Alexis Hui understands that Scrum, Kanban, RUP, and ITIL were all built using a traditional product development approach. Each was likewise developed to deal with a particular problem that the developers were facing. Hui sees this as a good thing. However, that’s where Hui draws the line on good: since these were developed with a specific problem in mind, people generally become zealous when those techniques are modified to fit other problems. One of the common arguments against augmentation is that users aren’t using the product incorrectly. Hui illustrates why that argument is invalid:
If a product is used incorrectly it is because the product suffers from poor useability. Owners of the method have not put the right amount of effort to ensure that these methods are not only useful (they are) but that they are easily useable (they aren’t).
Method owners and evangelist have their work cut out for them. The problem space is complex, the solutions complicated, and the emotional investment is often high. By their nature, improvement methods need to be both open and prescriptive, kind of like the best software language you ever came across.

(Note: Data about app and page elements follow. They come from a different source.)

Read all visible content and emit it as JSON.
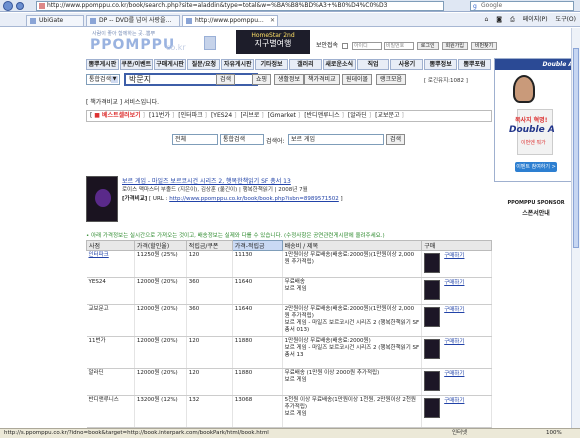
{
  "browser": {
    "address": "http://www.ppomppu.co.kr/book/search.php?site=aladdin&type=total&w=%BA%B8%BD%A3+%B0%D4%C0%D3",
    "search_placeholder": "Google",
    "tabs": [
      "UbiGate",
      "DP -- DVD를 넘어 사랑을...",
      "http://www.ppomppu..."
    ],
    "tools": [
      "페이지(P)",
      "도구(O)"
    ]
  },
  "site": {
    "tagline": "사람이 좋아 함께하는 곳..뽐뿌",
    "logo": "PPOMPPU",
    "logo_sub": "co.kr",
    "banner_top": "HomeStar 2nd",
    "banner_bottom": "지구별여행",
    "util_auto": "보안접속",
    "util_id": "아이디",
    "util_pw": "비밀번호",
    "util_login": "로그인",
    "util_join": "회원가입",
    "util_find": "비번찾기"
  },
  "menu": [
    "뽐뿌게시판",
    "쿠폰/이벤트",
    "구매게시판",
    "질문/요청",
    "자유게시판",
    "기타정보",
    "갤러리",
    "새로운소식",
    "직업",
    "사용기",
    "뽐뿌정보",
    "뽐뿌포럼"
  ],
  "search": {
    "mode": "통합검색",
    "query": "박문지",
    "submit": "검색",
    "btns": [
      "쇼핑",
      "생활정보",
      "책가격비교",
      "원데이몰",
      "랭크모음"
    ],
    "login_remain": "[ 로긴유지:1082 ]"
  },
  "book_section": {
    "title": "[ 책가격비교 ] 서비스입니다.",
    "tabs": [
      "베스트셀러보기",
      "11번가",
      "인터파크",
      "YES24",
      "리브로",
      "Gmarket",
      "반디앤루니스",
      "알라딘",
      "교보문고"
    ],
    "filter_cat": "전체",
    "filter_type": "통합검색",
    "filter_label": "검색어:",
    "filter_query": "보르 게임",
    "filter_btn": "검색"
  },
  "product": {
    "title": "보르 게임 - 마일즈 보르코시건 시리즈 2, 행복한책읽기 SF 총서 13",
    "meta": "로이스 맥마스터 부졸드 (지은이), 김상훈 (옮긴이) | 행복한책읽기 | 2008년 7월",
    "compare_label": "[가격비교]",
    "compare_url": "http://www.ppomppu.co.kr/book/book.php?isbn=8989571502"
  },
  "note": "• 아래 가격정보는 실시간으로 가져오는 것이고, 배송정보는 실제와 다를 수 있습니다. (수정사항은 공연관련게시판에 올려주세요.)",
  "table": {
    "headers": [
      "사점",
      "가격(할인율)",
      "적립금/쿠폰",
      "가격-적립금",
      "배송비 / 제목",
      "구매"
    ],
    "buy_label": "구매하기",
    "rows": [
      {
        "store": "인터파크",
        "price": "11250원 (25%)",
        "mileage": "120",
        "net": "11130",
        "info": "1만원이상 무료배송(배송료:2000원)(1만원이상 2,000원 추가적립)"
      },
      {
        "store": "YES24",
        "price": "12000원 (20%)",
        "mileage": "360",
        "net": "11640",
        "info": "무료배송\n보르 게임"
      },
      {
        "store": "교보문고",
        "price": "12000원 (20%)",
        "mileage": "360",
        "net": "11640",
        "info": "2만원이상 무료배송(배송료:2000원)(1만원이상 2,000원 추가적립)\n보르 게임 - 마일즈 보르코시건 시리즈 2 (행복한책읽기 SF총서 013)"
      },
      {
        "store": "11번가",
        "price": "12000원 (20%)",
        "mileage": "120",
        "net": "11880",
        "info": "1만원이상 무료배송(배송료:2000원)\n보르 게임 - 마일즈 보르코시건 시리즈 2 (행복한책읽기 SF 총서 13"
      },
      {
        "store": "알라딘",
        "price": "12000원 (20%)",
        "mileage": "120",
        "net": "11880",
        "info": "무료배송 (1만원 이상 2000원 추가적립)\n보르 게임"
      },
      {
        "store": "반디앤루니스",
        "price": "13200원 (12%)",
        "mileage": "132",
        "net": "13068",
        "info": "5천원 이상 무료배송(1만원이상 1천원, 2만원이상 2천원 추가적립)\n보르 게임"
      }
    ]
  },
  "ad": {
    "head": "Double A",
    "line1": "복사지 혁명!",
    "line2": "Double A",
    "line3": "이번엔 뭐가",
    "cta": "이벤트 참여하기 >",
    "sponsor1": "PPOMPPU SPONSOR",
    "sponsor2": "스폰서안내"
  },
  "status": {
    "url": "http://s.ppomppu.co.kr/?idno=book&target=http://book.interpark.com/bookPark/html/book.html",
    "zone": "인터넷",
    "zoom": "100%"
  }
}
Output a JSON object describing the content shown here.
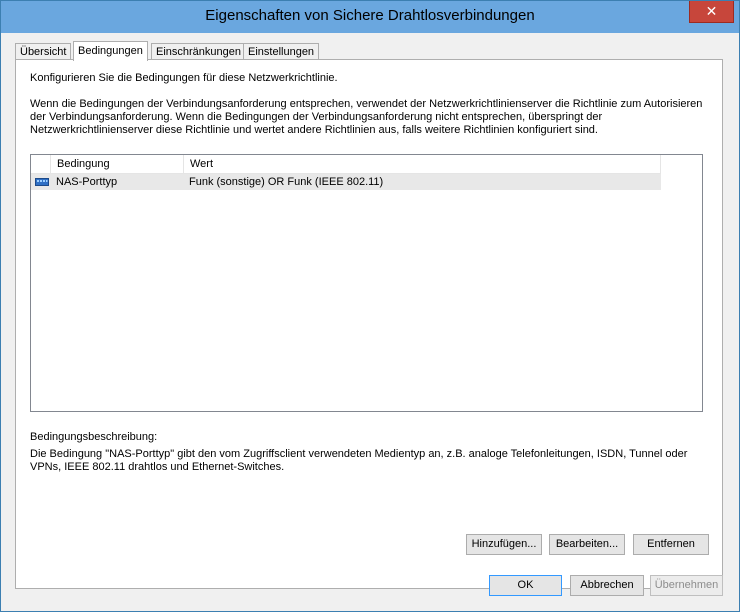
{
  "window": {
    "title": "Eigenschaften von Sichere Drahtlosverbindungen",
    "close_label": "✕"
  },
  "tabs": [
    {
      "label": "Übersicht",
      "active": false
    },
    {
      "label": "Bedingungen",
      "active": true
    },
    {
      "label": "Einschränkungen",
      "active": false
    },
    {
      "label": "Einstellungen",
      "active": false
    }
  ],
  "panel": {
    "intro": "Konfigurieren Sie die Bedingungen für diese Netzwerkrichtlinie.",
    "explanation": "Wenn die Bedingungen der Verbindungsanforderung entsprechen, verwendet der Netzwerkrichtlinienserver die Richtlinie zum Autorisieren der Verbindungsanforderung. Wenn die Bedingungen der Verbindungsanforderung nicht entsprechen, überspringt der Netzwerkrichtlinienserver diese Richtlinie und wertet andere Richtlinien aus, falls weitere Richtlinien konfiguriert sind.",
    "table": {
      "columns": [
        "Bedingung",
        "Wert"
      ],
      "rows": [
        {
          "icon": "network-port-icon",
          "condition": "NAS-Porttyp",
          "value": "Funk (sonstige) OR Funk (IEEE 802.11)"
        }
      ]
    },
    "description_label": "Bedingungsbeschreibung:",
    "description_text": "Die Bedingung \"NAS-Porttyp\" gibt den vom Zugriffsclient verwendeten Medientyp an, z.B. analoge Telefonleitungen, ISDN, Tunnel oder VPNs, IEEE 802.11 drahtlos und Ethernet-Switches.",
    "buttons": {
      "add": "Hinzufügen...",
      "edit": "Bearbeiten...",
      "remove": "Entfernen"
    }
  },
  "footer": {
    "ok": "OK",
    "cancel": "Abbrechen",
    "apply": "Übernehmen"
  },
  "colors": {
    "titlebar": "#6aa7df",
    "close_button": "#c7463b",
    "default_button_border": "#3399ff"
  }
}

Hui believes the best way to move forward is through the use of Customer Development. A technique introduced by Steve Blank, it allows for groups to see how they’ve helped those outside of their community, how they can help more, and the solution they’ve created address the problem the overall community experiences.